Results—Scottish Terriers had a significantly higher mean serum ALP activity than did control dogs (1,520 U/L vs 306 U/L). Regardless of breed, dogs that had a disease commonly associated with high serum ALP activity had a significantly higher mean serum ALP activity than did dogs without such diseases (1,304 U/L vs 427 U/L). Scottish Terriers were 2.4 times as likely to have a disease commonly associated with high serum ALP activity than were control dogs, but Scottish Terriers with diseases commonly associated with high serum ALP activity had a significantly higher mean ALP activity than did control dogs with such diseases (2,073 U/L vs 909 U/L), and Scottish Terriers without such diseases had a significantly higher mean serum ALP activity than did control dogs without such diseases (1,349 U/L vs 228 U/L).

Conclusions and Clinical Relevance—Results suggest that Scottish Terriers have higher serum ALP activities than do dogs of other breeds. Although Scottish Terriers also have a higher prevalence of diseases associated with high serum ALP activity, this alone did not explain the higher mean serum ALP activity in the breed.

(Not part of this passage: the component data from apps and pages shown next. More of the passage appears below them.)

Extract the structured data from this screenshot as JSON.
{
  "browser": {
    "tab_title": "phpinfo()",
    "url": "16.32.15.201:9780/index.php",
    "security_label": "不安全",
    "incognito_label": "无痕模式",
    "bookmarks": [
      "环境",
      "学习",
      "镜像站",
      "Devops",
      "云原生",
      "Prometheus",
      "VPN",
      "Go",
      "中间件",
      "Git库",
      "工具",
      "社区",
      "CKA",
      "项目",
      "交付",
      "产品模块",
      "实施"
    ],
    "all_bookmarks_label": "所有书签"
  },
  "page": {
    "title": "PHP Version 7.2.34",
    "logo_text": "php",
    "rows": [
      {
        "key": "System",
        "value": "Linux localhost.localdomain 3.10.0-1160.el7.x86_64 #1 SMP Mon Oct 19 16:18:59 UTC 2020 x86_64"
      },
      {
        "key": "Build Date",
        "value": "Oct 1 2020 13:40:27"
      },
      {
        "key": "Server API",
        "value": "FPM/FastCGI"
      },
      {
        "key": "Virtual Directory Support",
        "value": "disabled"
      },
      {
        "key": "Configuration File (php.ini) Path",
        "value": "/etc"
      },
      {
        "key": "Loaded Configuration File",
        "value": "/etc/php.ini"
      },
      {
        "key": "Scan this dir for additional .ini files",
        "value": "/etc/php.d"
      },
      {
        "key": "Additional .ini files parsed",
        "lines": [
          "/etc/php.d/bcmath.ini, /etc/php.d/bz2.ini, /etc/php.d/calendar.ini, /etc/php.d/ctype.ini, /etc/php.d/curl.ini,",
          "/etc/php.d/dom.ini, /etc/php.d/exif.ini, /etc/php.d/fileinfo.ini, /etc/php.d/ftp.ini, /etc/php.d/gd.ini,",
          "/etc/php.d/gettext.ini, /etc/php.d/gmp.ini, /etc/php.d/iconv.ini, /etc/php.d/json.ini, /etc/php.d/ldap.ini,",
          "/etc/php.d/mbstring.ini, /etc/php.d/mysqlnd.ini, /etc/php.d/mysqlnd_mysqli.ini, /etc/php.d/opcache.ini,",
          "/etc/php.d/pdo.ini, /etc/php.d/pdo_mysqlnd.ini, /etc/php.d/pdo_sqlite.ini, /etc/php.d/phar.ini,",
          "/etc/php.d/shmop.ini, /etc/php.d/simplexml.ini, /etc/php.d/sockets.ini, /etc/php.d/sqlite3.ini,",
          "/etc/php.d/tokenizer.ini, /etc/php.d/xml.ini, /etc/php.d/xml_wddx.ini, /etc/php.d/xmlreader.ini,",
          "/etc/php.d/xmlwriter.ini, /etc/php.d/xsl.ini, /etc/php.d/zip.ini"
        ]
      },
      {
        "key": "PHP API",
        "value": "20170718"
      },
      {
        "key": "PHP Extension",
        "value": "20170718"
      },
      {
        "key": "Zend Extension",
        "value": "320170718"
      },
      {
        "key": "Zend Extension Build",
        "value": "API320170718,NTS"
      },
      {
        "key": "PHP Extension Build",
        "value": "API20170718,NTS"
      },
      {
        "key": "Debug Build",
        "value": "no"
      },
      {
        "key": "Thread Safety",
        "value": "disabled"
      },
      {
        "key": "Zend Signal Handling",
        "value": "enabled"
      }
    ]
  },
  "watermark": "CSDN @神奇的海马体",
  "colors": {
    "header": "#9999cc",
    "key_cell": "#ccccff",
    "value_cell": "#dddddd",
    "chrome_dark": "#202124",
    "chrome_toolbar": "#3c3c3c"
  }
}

Restricted access
in Journal of the American Veterinary Medical Association

Abstract

Objective—To compare accuracy of estimates of cystolith size obtained by means of plain radiography, double-contrast cystography, ultrasonography, and computed tomography.

Sample Population—30 canine cystoliths ranging from 1 to 11 mm in diameter with various mineral compositions.

Procedures—A bladder phantom model was created by filling a rubber balloon with saline (1% NaCl) solution and positioning it on top of a 2% gelatin cushion at the bottom of a water-filled 4-quart container. Cystoliths were individually placed in the bladder phantom and imaged by each of the 4 techniques. For each image, cystolith size was measured by 2 radiologists with computerized calipers, and size estimates were compared with actual cystolith size.

Results—Mean cystolith size estimates obtained by means of radiography, cystography, and computed tomography did not differ significantly from each other. However, for ultrasonographic images, mean ± SD difference between actual and estimated cystolith size (2.95 ± 0.73 mm) was significantly higher than mean difference for radiographic, cystographic, and computed tomographic images. For ultrasonography, mean ± SD percentage overestimation in cystolith size was 68.4 ± 51.5%.

Conclusions and Clinical Relevance—Results indicated that measurements of cystolith size obtained by means of ultrasonography may overestimate the true size. This suggests that cystolith size estimates obtained by means of ultrasonography should be interpreted with caution whenever cystolith size may influence patient management.

Full access
in American Journal of Veterinary Research